The Code of Judicial Conduct does not mandate disqualification of the judge in a criminal case in which the spouse has no involvement, but in which there are allegations of sexual abuse to a child.

REFERENCES

Florida Code of Judicial Conduct, Canon 3E

Fla. JEAC Op. 77-4

Fla. JEAC Op. 77-12

Fla. JEAC Op. 83-10

Fla. JEAC Op. 84-2

Fla. JEAC Op. 90-23

Fla. JEAC Op. 93-51

Fla. JEAC Op. 97-8

Fla. JEAC Op. 97-10

Fla. JEAC Op. 97-25

Fla. JEAC Op. 01-05

Fla. JEAC Op. 02-02

Fla. JEAC Op. 02-15

_____________

The Judicial Ethics Advisory Committee is expressly charged with rendering advisory opinions interpreting the application of the Code of Judicial Conduct to specific circumstances confronting or affecting a judge or judicial candidate. Its opinions are advisory to the inquiring party, to the Judicial Qualifications Commission and to the judiciary at large. Conduct that is consistent with an advisory opinion issued by the Committee may be evidence of good faith on the part of the judge, but the Judicial Qualifications Commission is not bound by the interpretive opinions by the Committee. Petition of the Committee on Standards of Conduct Governing Judges, 698 So.2d 834 (Fla. 1997). However, in reviewing the recommendations of the Judicial Qualification Commission for discipline, the Florida Supreme Court will consider conduct in accordance with a Committee opinion as evidence of good faith. Id.

For further information, contact Judge Phyllis D. Kotey, Judicial Ethics Advisory Committee, Eighth Judicial Circuit, Alachua County Courthouse, 201 East University Avenue, Room 205, Gainesville, Florida 32601.

Participating Members:
Judge Lisa Davidson, Judge Charles Kahn, Judge Phyllis Kotey, Judge Melanie May, Judge Jose Rodriguez, Judge McFerrin Smith, Judge Jeffrey Swartz, Judge Emerson Thompson, Judge Richard Townsend, and Ervin Gonzalez, Esquire.

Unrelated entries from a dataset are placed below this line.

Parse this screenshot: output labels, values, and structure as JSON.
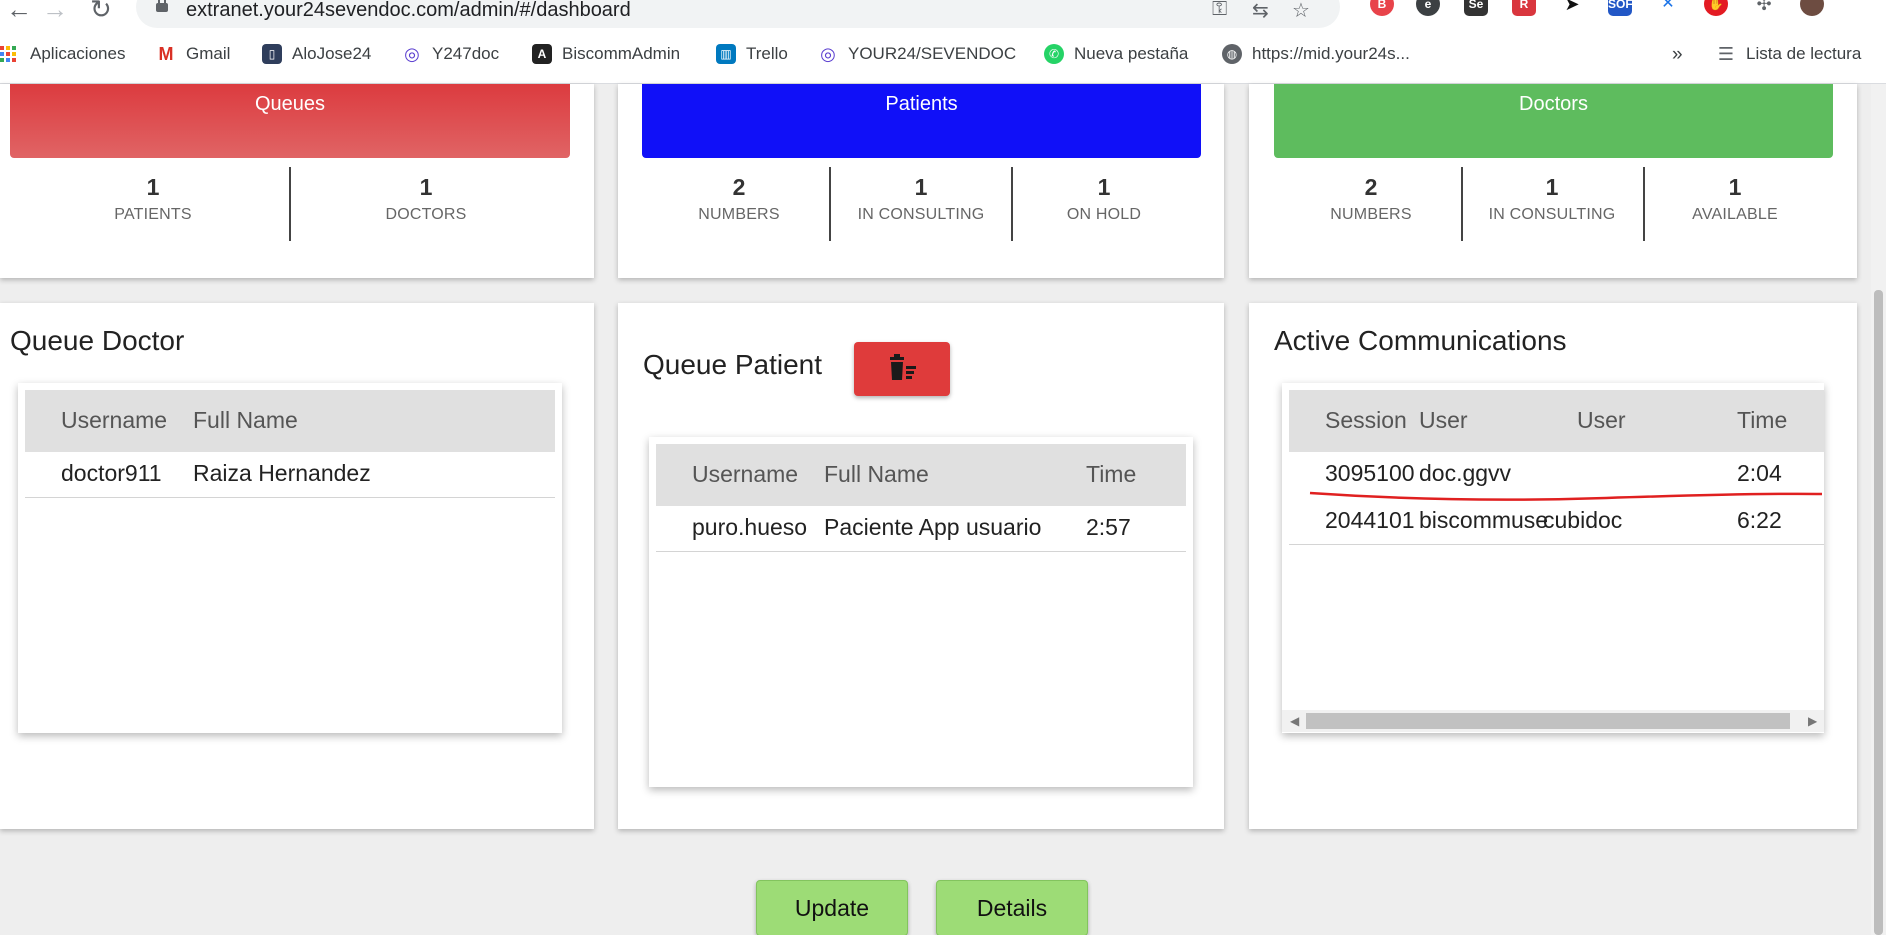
{
  "browser": {
    "url": "extranet.your24sevendoc.com/admin/#/dashboard",
    "bookmarks": [
      {
        "label": "Aplicaciones",
        "icon": "apps-grid-icon"
      },
      {
        "label": "Gmail",
        "icon": "gmail-icon"
      },
      {
        "label": "AloJose24",
        "icon": "bookmark-icon"
      },
      {
        "label": "Y247doc",
        "icon": "your247-icon"
      },
      {
        "label": "BiscommAdmin",
        "icon": "angular-icon"
      },
      {
        "label": "Trello",
        "icon": "trello-icon"
      },
      {
        "label": "YOUR24/SEVENDOC",
        "icon": "your247-icon"
      },
      {
        "label": "Nueva pestaña",
        "icon": "whatsapp-icon"
      },
      {
        "label": "https://mid.your24s...",
        "icon": "globe-icon"
      }
    ],
    "more_bookmarks": "»",
    "reading_list": "Lista de lectura"
  },
  "summary": {
    "queues": {
      "title": "Queues",
      "color": "#dc3b3f",
      "stats": [
        {
          "value": "1",
          "label": "PATIENTS"
        },
        {
          "value": "1",
          "label": "DOCTORS"
        }
      ]
    },
    "patients": {
      "title": "Patients",
      "color": "#1010f8",
      "stats": [
        {
          "value": "2",
          "label": "NUMBERS"
        },
        {
          "value": "1",
          "label": "IN CONSULTING"
        },
        {
          "value": "1",
          "label": "ON HOLD"
        }
      ]
    },
    "doctors": {
      "title": "Doctors",
      "color": "#5ebc5e",
      "stats": [
        {
          "value": "2",
          "label": "NUMBERS"
        },
        {
          "value": "1",
          "label": "IN CONSULTING"
        },
        {
          "value": "1",
          "label": "AVAILABLE"
        }
      ]
    }
  },
  "queue_doctor": {
    "title": "Queue Doctor",
    "columns": [
      "Username",
      "Full Name"
    ],
    "rows": [
      [
        "doctor911",
        "Raiza Hernandez"
      ]
    ]
  },
  "queue_patient": {
    "title": "Queue Patient",
    "columns": [
      "Username",
      "Full Name",
      "Time"
    ],
    "rows": [
      [
        "puro.hueso",
        "Paciente App usuario",
        "2:57"
      ]
    ]
  },
  "active_communications": {
    "title": "Active Communications",
    "columns": [
      "Session",
      "User",
      "User",
      "Time"
    ],
    "rows": [
      [
        "3095100",
        "doc.ggvv",
        "",
        "2:04"
      ],
      [
        "2044101",
        "biscommusern",
        "cubidoc",
        "6:22"
      ]
    ]
  },
  "actions": {
    "update": "Update",
    "details": "Details"
  }
}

Copies furnished to:
Justice Peggy Quince
All Committee Members
All Members of the J.Q.C.
Office of the State Courts Administrator
(Name of inquiring judge deleted from this copy)